Colombia Supreme Court urged to overturn defamation verdict
In arguments before the Court earlier this week, representatives for Colombia's attorney general and general prosecutor urged justices to reverse the verdict, warning of potential “damage from limiting the right to free expression,” reports said.
González, editor of the regional newspaper Cundinamarca Democrática, had been sentenced to 20 months in prison in September 2011 by a municipal judge in Fusagasuga, just outside of Bogotá, for criminal insult and libel after publishing an article critical of a former governor and senator, Leonor Serrano de Camargo. In February, the Superior Court of Cundinamarca overturned the libel conviction but upheld the insult verdict, and modified the prison term to 18 months and 18 days, IPI earlier reported.

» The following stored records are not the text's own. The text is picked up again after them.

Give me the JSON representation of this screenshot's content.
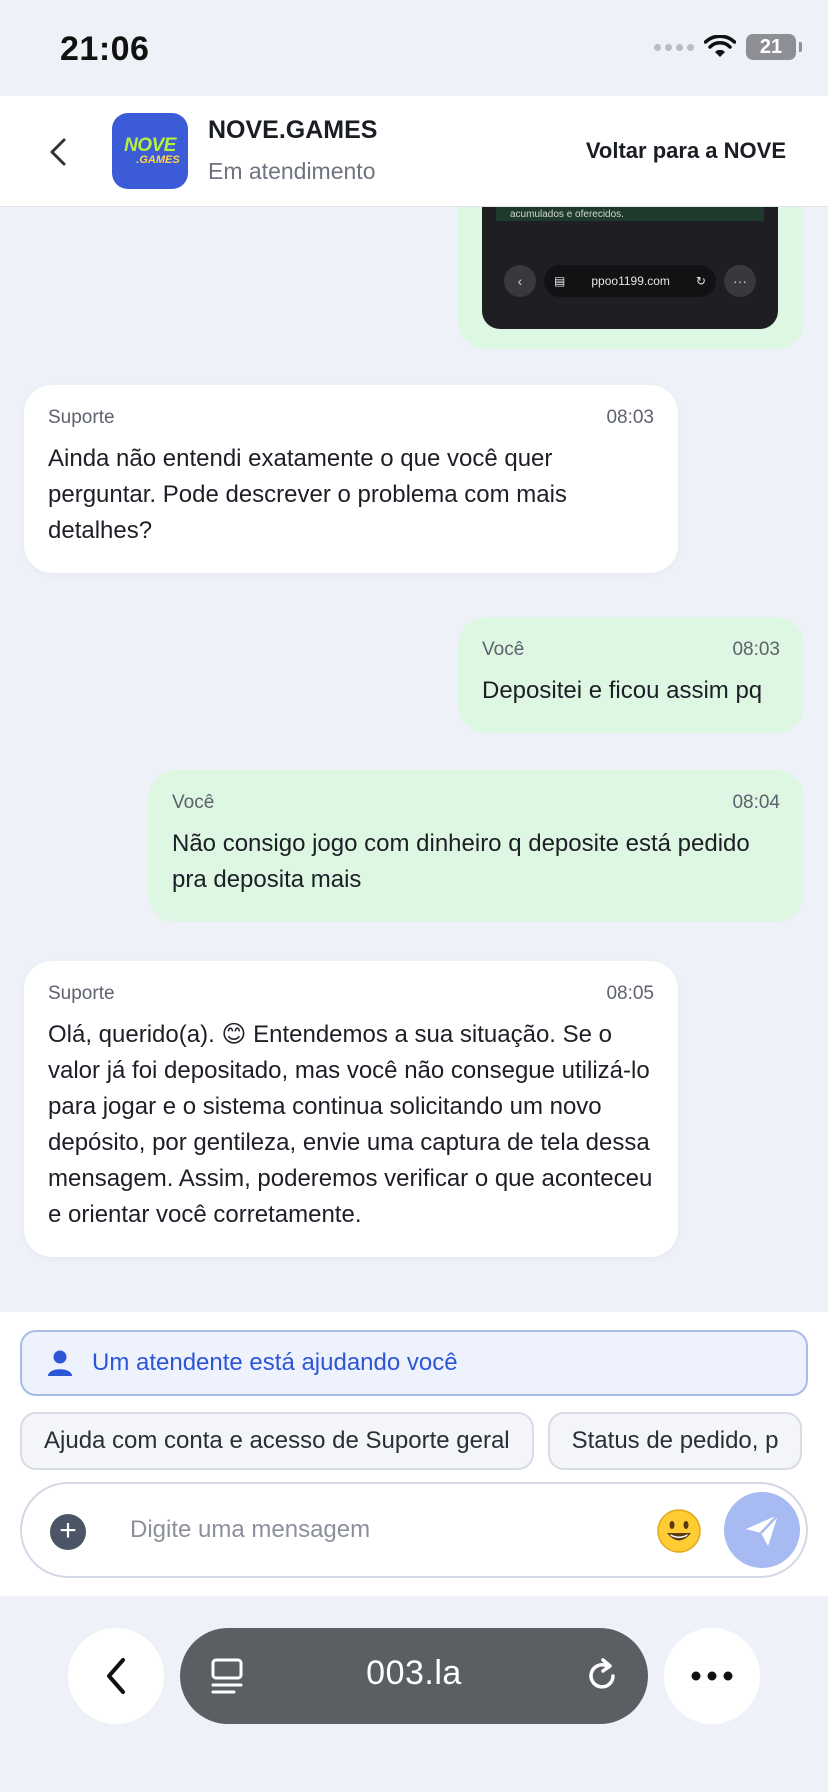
{
  "status_bar": {
    "time": "21:06",
    "battery": "21"
  },
  "header": {
    "logo_line1": "NOVE",
    "logo_line2": ".GAMES",
    "title": "NOVE.GAMES",
    "subtitle": "Em atendimento",
    "back_link": "Voltar para a NOVE"
  },
  "screenshot_preview": {
    "caption": "acumulados e oferecidos.",
    "url": "ppoo1199.com"
  },
  "messages": [
    {
      "sender": "Suporte",
      "time": "08:03",
      "text": "Ainda não entendi exatamente o que você quer perguntar. Pode descrever o problema com mais detalhes?"
    },
    {
      "sender": "Você",
      "time": "08:03",
      "text": "Depositei e ficou assim pq"
    },
    {
      "sender": "Você",
      "time": "08:04",
      "text": "Não consigo jogo com dinheiro q deposite está pedido pra deposita mais"
    },
    {
      "sender": "Suporte",
      "time": "08:05",
      "text": "Olá, querido(a). 😊 Entendemos a sua situação. Se o valor já foi depositado, mas você não consegue utilizá-lo para jogar e o sistema continua solicitando um novo depósito, por gentileza, envie uma captura de tela dessa mensagem. Assim, poderemos verificar o que aconteceu e orientar você corretamente."
    }
  ],
  "agent_banner": "Um atendente está ajudando você",
  "quick_replies": [
    "Ajuda com conta e acesso de Suporte geral",
    "Status de pedido, p"
  ],
  "composer": {
    "placeholder": "Digite uma mensagem"
  },
  "browser": {
    "url": "003.la"
  },
  "colors": {
    "accent_blue": "#2d56d6",
    "user_bubble": "#ddf7e2",
    "support_bubble": "#ffffff",
    "send_button": "#a8baf2"
  }
}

Government representatives disputed the lower courts' contention that the accusations made by González in the article, a 2008 column entitled “No Más!” (No More!), in which the journalist referred to Serrano de Camargo as a “political intriguer” who had ruled the province through “arrogance” and “despotism”, constituted injuria or “criminal insult,” referring to them instead as an expression of “disapproval.”
“The point is that [Serrano de Camargo] was a public official, making her subject to a level of criticism from public opinion,” the attorney general's representative asserted, though she added that, in the government's view, Serrano de Camargo's position did not make criminal insult against her permissible in general.
Arguing against the government's motion, a lawyer for the former governor told the Court his client's honour had been “gravely affected” by González's accusations.
IPI Deputy Director Anthony Mills said: “We urge the Colombian Supreme Court to reverse the conviction for criminal insult against Luis Agustín González. The notion that public officials should be shielded from criticism by insult laws represents a serious threat to press freedom and transparency in Colombia.”
Mills added: “We welcome the Colombian government's apparent attempt to defend press freedom in Gonzalez's case. Nevertheless, it is vital that the government seriously consider the abolition of all criminal defamation and insult laws, in line with recommendations expressed by the OAS Special Rapporteur on Freedom of Expression, Catalina Botero, as well as local and international press freedom groups.”
In August, the Court announced it would file criminal libel and slander charges against two journalists who had criticised it in separate columns. The justices later backtracked after an international outcry, IPI reported.
Last week, IPI released a final report on its advocacy mission for the repeal of criminal defamation and insult laws in the Caribbean. On Thursday, IPI announced that Grenada had become the first Caribbean nation to repeal criminal defamation.